Monday, June 04, 2007

Kidneys and Dutch

A very good post on the Econoclaste blog about human organs market written in reaction to the the recent Dutch "search for a donor" fake reality show. It basically sums up two other intersting pieces, one written by the Freakonomics authors and published in NY Times, Flesh Trade: Why Not Let People Sell Their Organs? and the other published by The Economist journal, Psst, wanna buy a kidney?.

Bottom line, it's about a "basic supply-and-demand gap with tragic consequences". While there is an increasing demand of human organs donors, the sole incentive for the suppliers (especially living ones) is altruism since financially based organ trade is forbidden by the law basically everywhere in the Western world, not in Iran however. It's rather interesting that people can freely sell their organs in that country but women cannot dissimulate the shape of their body from under the cloak they're wearing, but that's another issue. Selling organs raises some moral questions like merchandising the human body or that the most organ sellers would be poor while most buyers would be rich. In the same time merchandising human organs is already a common practice on the black market or in reward of a higher moral cause, altruism, and while poor people might find more financial incentives in selling their organs they could also be more in need of a transplant since they have more difficulties in paying themselves a good health insurance. Which leaves us with the repugnance argument which I understand. In the meantime selling sperm, selling eggs and even "renting a womb" are practices no longer considered repugnant. While abortion supporters brought up the argument of freely disposing of one's body, how else can one interpret selling organs for a transplant?
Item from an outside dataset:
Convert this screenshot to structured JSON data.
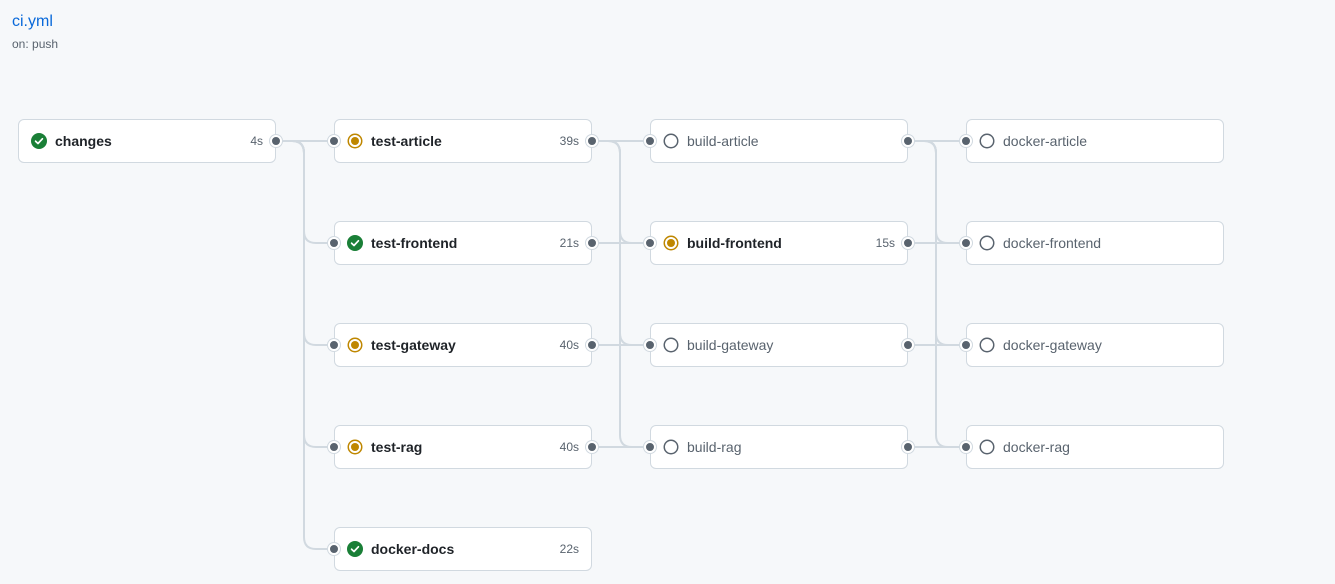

So I'll go for repugnance, not morality, but this will soon change along with the society.